So, I'll click my Modify tool and cancel out of there. Now, that's the first floor. So, what I'm gonna do here is just rename a couple of these. Now, I'm gonna select all of these offices over here and the Conference Room and its tag right here. I'm gonna go to Filter, Check None, and pick Room Tags and Rooms only. All of those elements also exist on the second floor.
So, I'm gonna copy them to the clipboard using the Copy to Clipboard icon here, or just simply pressing Control + C. Now I'm gonna go up to my Working Level 2 floor plan and choose the dropdown on Paste and choose Paste Align to the Current View. And the way that it numbers the rooms is probably not what we expected. Notice that it's continuing the sequencing from the first floor. So let me do Control + Z to undo that. So the trick here is, when you switch floors, you need to create your first room always on the new floor.
So I'm gonna go to the Room command, click in this space right here, I've already got a room separator right there, and, most importantly, renumber it. So this one is gonna be 201 and then, not Office; It's going to be Corridor. Now, I'll go to Paste Aligned to Current View, and notice that all the rooms will now pick up the correct sequencing. So, if you have a multi-story building with lots of rooms and lots of spaces that are similar from floor to floor, you can select all the rooms that are similar in those locations, like in the CORRs, or in other spots like that, and do this trick to copy and paste them to the other floors.
Just always remember that you have to create the first room first on each floor independently. Get it numbered properly and then paste. Go to the next floor, create the next room, number it properly, and paste again. And in this way, you can make really short work of a building that has lots of floor plates and lots of rooms. Now, there's no automated way to renumber rooms built into the software. So if you find yourself in a situation where you need to renumber a lot of rooms, there are third-party applications that you can download.
Some of them are free. Some of them are not free. So, just do a Google search for "automatic renumbering in Revit," and you should come up with several options available for the task.
First, get comfortable with the Revit environment, and learn to set up a project and add the grids, levels, and dimensions that will anchor your design. Then author Paul F. Aubin helps you dive into modeling: adding walls, doors, and windows; using joins and constraints; creating and mirroring groups; linking to external assets and DWG files; and modeling floors, roofs, and ceilings.
Paul also shows advanced techniques for modeling stairs and complex walls, adding rooms, and creating schedules. Finally, discover how to annotate your drawings so all the components are clearly understood, and learn how to output sheets to DWF, PDF, or AutoCAD.
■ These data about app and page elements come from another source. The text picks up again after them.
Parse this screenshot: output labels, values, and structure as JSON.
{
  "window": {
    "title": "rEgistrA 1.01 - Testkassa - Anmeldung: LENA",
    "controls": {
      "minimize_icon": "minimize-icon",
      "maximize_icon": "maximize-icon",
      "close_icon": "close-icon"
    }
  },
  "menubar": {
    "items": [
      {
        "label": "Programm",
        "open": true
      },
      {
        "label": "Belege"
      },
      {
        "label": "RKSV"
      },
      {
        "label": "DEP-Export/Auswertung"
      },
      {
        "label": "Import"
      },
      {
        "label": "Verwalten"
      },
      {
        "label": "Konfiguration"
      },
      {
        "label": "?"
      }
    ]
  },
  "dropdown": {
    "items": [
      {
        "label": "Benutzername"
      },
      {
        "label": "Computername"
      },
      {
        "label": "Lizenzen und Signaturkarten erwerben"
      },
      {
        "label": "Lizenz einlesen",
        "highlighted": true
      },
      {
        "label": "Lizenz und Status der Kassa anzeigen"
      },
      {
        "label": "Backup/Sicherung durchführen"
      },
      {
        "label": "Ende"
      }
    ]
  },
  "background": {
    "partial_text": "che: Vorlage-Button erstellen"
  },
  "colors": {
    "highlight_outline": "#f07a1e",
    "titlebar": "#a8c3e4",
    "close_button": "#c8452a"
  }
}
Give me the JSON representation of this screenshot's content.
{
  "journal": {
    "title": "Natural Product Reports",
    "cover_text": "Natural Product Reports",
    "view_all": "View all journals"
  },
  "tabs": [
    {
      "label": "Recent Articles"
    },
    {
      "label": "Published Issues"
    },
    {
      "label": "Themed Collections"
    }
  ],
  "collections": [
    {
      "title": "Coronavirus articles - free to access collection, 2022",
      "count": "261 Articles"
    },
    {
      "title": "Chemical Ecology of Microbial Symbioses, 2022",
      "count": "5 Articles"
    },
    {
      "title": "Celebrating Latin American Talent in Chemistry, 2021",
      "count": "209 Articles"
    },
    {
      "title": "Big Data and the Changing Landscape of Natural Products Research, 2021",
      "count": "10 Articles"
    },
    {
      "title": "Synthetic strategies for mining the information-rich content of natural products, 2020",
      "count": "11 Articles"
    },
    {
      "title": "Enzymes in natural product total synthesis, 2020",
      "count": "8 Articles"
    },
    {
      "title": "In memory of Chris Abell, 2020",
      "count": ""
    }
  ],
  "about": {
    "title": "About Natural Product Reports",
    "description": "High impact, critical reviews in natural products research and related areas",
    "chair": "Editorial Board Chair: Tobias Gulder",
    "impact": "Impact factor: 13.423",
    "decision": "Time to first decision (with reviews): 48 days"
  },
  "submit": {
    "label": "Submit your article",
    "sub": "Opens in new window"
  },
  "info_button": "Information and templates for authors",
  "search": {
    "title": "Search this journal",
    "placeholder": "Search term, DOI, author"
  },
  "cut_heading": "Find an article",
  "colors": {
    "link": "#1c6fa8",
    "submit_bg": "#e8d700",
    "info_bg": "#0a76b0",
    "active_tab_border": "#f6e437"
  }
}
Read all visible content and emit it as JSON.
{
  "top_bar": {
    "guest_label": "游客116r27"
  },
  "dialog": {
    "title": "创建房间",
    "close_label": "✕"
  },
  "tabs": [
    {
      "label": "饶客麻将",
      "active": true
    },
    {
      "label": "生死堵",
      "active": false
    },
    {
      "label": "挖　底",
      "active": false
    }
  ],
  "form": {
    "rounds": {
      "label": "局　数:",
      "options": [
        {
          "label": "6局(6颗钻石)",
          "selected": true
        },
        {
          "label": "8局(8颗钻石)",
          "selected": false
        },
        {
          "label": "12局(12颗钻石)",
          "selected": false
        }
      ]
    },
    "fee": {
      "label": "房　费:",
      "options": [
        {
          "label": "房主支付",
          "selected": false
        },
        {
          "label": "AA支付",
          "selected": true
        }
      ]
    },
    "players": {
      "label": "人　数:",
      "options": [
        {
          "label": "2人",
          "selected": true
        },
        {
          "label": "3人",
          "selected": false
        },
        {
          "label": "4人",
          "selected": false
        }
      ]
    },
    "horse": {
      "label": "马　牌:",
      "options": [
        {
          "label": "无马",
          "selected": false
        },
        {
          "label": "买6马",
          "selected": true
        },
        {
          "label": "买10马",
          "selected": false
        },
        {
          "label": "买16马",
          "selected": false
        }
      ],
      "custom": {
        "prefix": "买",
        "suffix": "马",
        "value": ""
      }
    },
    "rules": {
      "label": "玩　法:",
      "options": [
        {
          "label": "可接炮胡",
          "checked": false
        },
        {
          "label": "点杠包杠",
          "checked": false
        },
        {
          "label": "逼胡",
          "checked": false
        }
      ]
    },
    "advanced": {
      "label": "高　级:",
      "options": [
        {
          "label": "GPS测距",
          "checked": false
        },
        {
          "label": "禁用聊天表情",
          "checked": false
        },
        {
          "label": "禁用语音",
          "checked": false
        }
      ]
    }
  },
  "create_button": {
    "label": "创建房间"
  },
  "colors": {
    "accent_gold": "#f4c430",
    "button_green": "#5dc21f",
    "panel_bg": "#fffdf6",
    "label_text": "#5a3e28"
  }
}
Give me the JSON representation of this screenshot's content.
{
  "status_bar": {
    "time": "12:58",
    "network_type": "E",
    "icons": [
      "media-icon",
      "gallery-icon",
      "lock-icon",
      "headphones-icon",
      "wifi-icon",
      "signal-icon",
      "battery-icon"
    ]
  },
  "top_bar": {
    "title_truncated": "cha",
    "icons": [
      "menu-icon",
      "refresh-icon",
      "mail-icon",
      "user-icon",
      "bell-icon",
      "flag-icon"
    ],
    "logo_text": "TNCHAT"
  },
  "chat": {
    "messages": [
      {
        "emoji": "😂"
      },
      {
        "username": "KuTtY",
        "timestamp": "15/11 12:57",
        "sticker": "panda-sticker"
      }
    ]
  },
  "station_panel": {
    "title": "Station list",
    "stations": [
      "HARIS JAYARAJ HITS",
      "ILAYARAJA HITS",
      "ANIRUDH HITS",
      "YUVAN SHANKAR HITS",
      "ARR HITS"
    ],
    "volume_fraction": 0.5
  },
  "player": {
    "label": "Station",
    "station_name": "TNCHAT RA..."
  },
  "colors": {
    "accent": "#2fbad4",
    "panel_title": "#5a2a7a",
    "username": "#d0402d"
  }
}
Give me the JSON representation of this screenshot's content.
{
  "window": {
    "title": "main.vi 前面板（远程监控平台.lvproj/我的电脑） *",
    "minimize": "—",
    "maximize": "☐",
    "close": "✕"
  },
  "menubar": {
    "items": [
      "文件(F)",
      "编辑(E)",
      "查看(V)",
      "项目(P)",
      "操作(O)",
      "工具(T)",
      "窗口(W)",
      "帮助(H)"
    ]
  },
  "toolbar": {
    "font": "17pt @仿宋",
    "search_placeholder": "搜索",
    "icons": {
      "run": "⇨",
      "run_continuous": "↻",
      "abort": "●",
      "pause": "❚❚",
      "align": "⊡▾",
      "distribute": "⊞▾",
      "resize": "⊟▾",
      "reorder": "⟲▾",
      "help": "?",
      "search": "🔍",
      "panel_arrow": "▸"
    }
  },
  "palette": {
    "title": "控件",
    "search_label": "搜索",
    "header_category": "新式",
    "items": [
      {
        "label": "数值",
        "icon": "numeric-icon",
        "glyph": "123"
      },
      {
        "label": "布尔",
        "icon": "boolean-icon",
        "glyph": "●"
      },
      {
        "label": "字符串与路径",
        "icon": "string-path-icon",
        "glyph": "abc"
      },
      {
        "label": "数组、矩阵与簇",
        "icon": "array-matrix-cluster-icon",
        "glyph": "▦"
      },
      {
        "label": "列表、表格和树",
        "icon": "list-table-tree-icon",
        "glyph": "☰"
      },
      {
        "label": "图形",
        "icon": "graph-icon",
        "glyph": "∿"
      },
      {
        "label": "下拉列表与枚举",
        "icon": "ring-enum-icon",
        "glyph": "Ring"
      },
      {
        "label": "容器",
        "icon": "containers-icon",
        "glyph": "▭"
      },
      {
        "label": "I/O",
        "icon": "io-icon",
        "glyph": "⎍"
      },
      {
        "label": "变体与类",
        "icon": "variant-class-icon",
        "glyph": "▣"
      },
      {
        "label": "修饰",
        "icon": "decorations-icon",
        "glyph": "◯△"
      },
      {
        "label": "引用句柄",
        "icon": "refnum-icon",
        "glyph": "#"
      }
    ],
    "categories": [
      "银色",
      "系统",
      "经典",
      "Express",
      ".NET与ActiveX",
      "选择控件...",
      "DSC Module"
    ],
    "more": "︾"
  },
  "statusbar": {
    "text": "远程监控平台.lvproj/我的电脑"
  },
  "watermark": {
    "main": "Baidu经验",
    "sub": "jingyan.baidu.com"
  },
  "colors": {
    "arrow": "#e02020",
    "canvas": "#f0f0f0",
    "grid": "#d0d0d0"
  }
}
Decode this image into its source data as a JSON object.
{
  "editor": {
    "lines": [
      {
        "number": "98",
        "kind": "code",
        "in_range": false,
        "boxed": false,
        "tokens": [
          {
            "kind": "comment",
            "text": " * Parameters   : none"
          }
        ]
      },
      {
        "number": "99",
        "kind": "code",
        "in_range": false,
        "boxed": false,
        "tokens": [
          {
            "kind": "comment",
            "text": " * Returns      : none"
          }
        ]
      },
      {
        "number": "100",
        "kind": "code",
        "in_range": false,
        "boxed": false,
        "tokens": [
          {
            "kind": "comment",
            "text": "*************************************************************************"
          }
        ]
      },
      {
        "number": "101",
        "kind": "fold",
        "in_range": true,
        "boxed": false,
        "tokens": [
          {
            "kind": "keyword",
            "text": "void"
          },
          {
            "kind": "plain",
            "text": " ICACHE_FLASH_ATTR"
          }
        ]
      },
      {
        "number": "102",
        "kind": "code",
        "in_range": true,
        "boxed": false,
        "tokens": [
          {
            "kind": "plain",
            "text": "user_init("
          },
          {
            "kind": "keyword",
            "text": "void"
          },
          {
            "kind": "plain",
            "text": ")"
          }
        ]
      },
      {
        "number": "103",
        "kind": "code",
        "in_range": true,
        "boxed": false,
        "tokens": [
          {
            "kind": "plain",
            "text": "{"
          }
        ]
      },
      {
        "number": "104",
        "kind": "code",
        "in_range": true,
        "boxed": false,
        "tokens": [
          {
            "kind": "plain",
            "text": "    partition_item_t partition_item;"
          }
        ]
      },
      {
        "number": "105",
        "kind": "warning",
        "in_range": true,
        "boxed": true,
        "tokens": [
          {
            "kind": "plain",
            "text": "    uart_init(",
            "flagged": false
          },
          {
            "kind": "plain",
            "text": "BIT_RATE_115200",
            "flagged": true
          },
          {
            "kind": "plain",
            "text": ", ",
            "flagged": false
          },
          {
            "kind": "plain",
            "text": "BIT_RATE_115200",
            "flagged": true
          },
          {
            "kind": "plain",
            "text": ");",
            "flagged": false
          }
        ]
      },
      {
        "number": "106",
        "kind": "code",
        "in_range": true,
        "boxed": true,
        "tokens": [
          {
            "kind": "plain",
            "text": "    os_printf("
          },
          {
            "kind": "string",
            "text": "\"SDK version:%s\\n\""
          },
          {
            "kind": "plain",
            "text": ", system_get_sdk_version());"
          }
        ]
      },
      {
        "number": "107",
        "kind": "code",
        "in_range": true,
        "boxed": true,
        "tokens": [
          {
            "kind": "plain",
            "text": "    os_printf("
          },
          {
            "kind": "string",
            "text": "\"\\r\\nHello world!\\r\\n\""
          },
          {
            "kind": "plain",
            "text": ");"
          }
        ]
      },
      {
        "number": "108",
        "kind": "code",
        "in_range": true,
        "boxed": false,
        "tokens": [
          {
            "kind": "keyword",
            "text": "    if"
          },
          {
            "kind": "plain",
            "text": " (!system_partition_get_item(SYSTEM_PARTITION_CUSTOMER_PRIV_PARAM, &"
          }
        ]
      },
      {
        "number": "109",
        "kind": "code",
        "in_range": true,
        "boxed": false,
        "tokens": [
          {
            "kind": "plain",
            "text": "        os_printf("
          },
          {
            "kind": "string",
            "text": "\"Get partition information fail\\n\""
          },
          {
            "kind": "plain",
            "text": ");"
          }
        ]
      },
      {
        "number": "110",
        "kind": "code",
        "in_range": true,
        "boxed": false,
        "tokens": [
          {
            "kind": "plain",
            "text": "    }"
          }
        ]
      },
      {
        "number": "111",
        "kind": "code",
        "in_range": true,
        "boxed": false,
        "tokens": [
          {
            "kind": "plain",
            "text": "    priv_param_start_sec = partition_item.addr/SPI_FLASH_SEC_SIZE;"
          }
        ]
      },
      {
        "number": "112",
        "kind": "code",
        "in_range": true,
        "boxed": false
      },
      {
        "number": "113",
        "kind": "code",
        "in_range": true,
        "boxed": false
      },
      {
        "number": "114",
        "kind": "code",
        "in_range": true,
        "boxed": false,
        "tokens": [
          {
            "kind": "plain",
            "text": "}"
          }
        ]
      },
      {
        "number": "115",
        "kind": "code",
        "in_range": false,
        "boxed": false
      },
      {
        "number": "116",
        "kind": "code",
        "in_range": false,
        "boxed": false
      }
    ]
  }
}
- Understanding BIM and the Revit element hierarchy
- Navigating views
- Creating a new project from a template
- Adding walls, doors, and windows
- Adding plumbing fixtures and other components
- Linking AutoCAD DWG files
- Rotating and aligning Revit links
- Working with footprint and extrusion roofs
- Adding openings
- Adding railings and extensions to stairs
- Creating stacked and curtain walls
- Hiding and isolating objects
- Adding rooms
- Creating schedule views and tags
- Adding text and dimensions
- Creating new families
- Using reference planes, parameters, and constraints
- Plotting and creating a PDF